Back in 2009 or 2010, I became intrigued by what seemed to me to be a consistent correlation between the tendency of the stock market to rise on news of monetary easing and potentially inflationary news. I suspected that there might be such a correlation because of my work on the Great Depression inspired by Earl Thompson, from whom I first learned about a monetary theory of the Great Depression very different from Friedman’s monetary theory expounded in his Monetary History of the United States. Thompson’s theory focused on disturbances in the gold market associated with the demonetization of gold during World War I and the attempt to restore the gold standard in the 1920s, which, by increasing the world demand for gold, was the direct cause of the deflation that led to the Great Depression.

I later came to discover that Ralph Hawtrey had already propounded Thompson’s theory in the 1920s almost a decade before the Great Depression started, and my friend and fellow student of Thompson, Ron Batchelder made a similar discovery about Gustave Cassel. Our shared recognition that Thompson’s seemingly original theory of the Great Depression had been anticipated by Hawtrey and Cassel led us to collaborate on our paper about Hawtrey and Cassel. As I began to see parallels between the financial fragility of the 1920s and the financial fragility that followed the housing bubble, I began to suspect that deflationary tendencies were also critical to the financial crisis of 2008.

So I began following daily fluctuations in the principal market estimate of expected inflation: the breakeven TIPS spread. I pretty quickly became persuaded that the correlation was powerful and meaningful, and I then collected data about TIPS spreads from 2003, when the Treasury began offering TIPS securities, to see if the correlation between expected inflation and asset prices had been present 2003 or was a more recent phenomenon.

My hunch was that the correlation would not be observed under normal macroeconomic conditions, because it is only when the expected yield from holding money approaches or exceeds the yield from holding real assets that an increase in expected inflation, by reducing the expected yield from holding money, would induce people to switch from holding money to holding assets, thereby driving up the value of assets.

And that’s what the data showed; the correlation between expected inflation and asset prices only emerged after in 2008 in the period after a recession started at the end of 2007, even before the start of the financial crisis exactly 10 years in September 2008. When I wrote up the paper and posted it (“The Fisher Effect Under Deflationary Expectations“), Scott Sumner, who had encouraged me to write up the results after I told him about my results, wrote a blogpost about the paper. Paul Krugman picked up on Scott’s post and wrote about it on his blog, generating a lot of interest in the paper.

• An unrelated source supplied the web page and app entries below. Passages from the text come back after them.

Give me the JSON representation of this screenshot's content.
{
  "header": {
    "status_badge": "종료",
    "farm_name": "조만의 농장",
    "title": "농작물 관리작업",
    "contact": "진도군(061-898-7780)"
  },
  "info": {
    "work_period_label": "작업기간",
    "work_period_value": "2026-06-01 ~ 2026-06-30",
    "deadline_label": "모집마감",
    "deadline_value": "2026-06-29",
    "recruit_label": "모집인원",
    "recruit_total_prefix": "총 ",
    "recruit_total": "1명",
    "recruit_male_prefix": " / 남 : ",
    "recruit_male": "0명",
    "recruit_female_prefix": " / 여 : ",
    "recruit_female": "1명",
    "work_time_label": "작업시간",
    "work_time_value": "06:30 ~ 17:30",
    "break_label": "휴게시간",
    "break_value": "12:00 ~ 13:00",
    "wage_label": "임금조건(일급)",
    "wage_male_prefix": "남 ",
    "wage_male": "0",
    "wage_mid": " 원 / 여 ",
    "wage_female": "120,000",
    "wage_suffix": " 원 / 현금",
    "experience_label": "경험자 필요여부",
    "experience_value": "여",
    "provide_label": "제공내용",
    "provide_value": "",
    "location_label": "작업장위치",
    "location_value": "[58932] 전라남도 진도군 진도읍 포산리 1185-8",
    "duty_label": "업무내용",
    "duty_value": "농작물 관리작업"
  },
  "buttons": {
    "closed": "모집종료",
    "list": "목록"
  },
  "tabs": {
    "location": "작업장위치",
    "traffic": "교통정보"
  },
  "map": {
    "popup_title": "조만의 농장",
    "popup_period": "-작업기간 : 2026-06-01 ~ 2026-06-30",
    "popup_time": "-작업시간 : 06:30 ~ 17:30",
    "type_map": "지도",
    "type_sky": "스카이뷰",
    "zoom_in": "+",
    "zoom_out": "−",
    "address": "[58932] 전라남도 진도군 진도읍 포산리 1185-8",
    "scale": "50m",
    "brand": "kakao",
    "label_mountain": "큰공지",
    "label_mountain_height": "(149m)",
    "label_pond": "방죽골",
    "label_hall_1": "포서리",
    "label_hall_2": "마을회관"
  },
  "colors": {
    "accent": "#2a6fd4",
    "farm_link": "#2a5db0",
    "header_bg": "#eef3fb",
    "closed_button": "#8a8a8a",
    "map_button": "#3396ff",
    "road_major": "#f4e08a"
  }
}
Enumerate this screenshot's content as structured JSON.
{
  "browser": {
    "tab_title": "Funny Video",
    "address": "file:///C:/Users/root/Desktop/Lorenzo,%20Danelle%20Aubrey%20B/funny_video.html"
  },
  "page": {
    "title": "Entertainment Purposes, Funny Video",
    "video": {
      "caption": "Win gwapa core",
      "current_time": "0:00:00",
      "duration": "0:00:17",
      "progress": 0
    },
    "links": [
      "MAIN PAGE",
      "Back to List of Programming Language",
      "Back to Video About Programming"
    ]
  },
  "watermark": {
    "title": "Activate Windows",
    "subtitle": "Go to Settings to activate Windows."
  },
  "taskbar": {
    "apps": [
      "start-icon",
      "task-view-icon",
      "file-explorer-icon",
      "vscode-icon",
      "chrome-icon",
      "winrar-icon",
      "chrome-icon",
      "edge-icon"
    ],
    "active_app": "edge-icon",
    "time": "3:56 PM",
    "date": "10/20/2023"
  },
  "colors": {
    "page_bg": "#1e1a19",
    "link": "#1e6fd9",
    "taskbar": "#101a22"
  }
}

Although I was confident that the data showed a strong correlation between inflation and stock prices after 2008, I was less confident that I had done the econometrics right, so I didn’t try to publish the original 2011 version of the paper. With Scott’s encouragement, I have continued to collected more data as time passed, confirming that the correlation remained even after the start of a recovery while short-term interest rates remained at or near the zero lower bound. The Mercatus Center whose Program on Monetary Policy is directed by Scott has just released the new version of the paper as a Working Paper. The paper can also be downloaded from SSRN.

Aside from longer time span covered, the new version of the paper has refined and extended the theoretical account for when and why a correlation between expected inflation and asset prices is likely be observed and when and why it is unlikely to be observed. I have also done some additional econometric testing beyond the basic ordinary least square (OLS) regression estimates originally presented, and explained why I think it is unlikely that more sophisticated econometric techniques such as an error-correction model would generate more reliable results than those generated by simple OLS regrissions. Perhaps in further work, I will attempt to actually construct an explicit error-correction model and compare the results using OLS and an error-correction model.

Here is the abstract of the new version of the paper.

This paper uses the Fisher equation relating the nominal interest rate to the real interest rate and
expected inflation to provide a deeper explanation of the financial crisis of 2008 and the subsequent recovery than attributing it to the bursting of the housing-price bubble. The paper interprets the Fisher equation as an equilibrium condition in which expected returns from holding real assets and cash are equalized. When inflation expectations decline, the return to holding cash rises relative to holding real assets. If nominal interest rates are above the zero lower bound, equilibrium is easily restored by adjustments in nominal interest rates and asset prices. But at the zero lower bound, nominal interest rates cannot fall, forcing the entire adjustment onto falling asset prices, thereby raising the expected real return from holding assets. Such an adjustment seems to have triggered the financial crisis of 2008, when the Federal Reserve delayed reducing nominal interest rates out of a misplaced fear of inflation in the summer of 2008 when the economy was already contracting rapidly. Using stock market price data and inflation-adjusted US Treasury securities data, the paper finds that, unlike the 2003–2007 period, when stock prices were uncorrelated with expected inflation, from 2008 through at least 2016, stock prices have been consistently and positively correlated with expected inflation.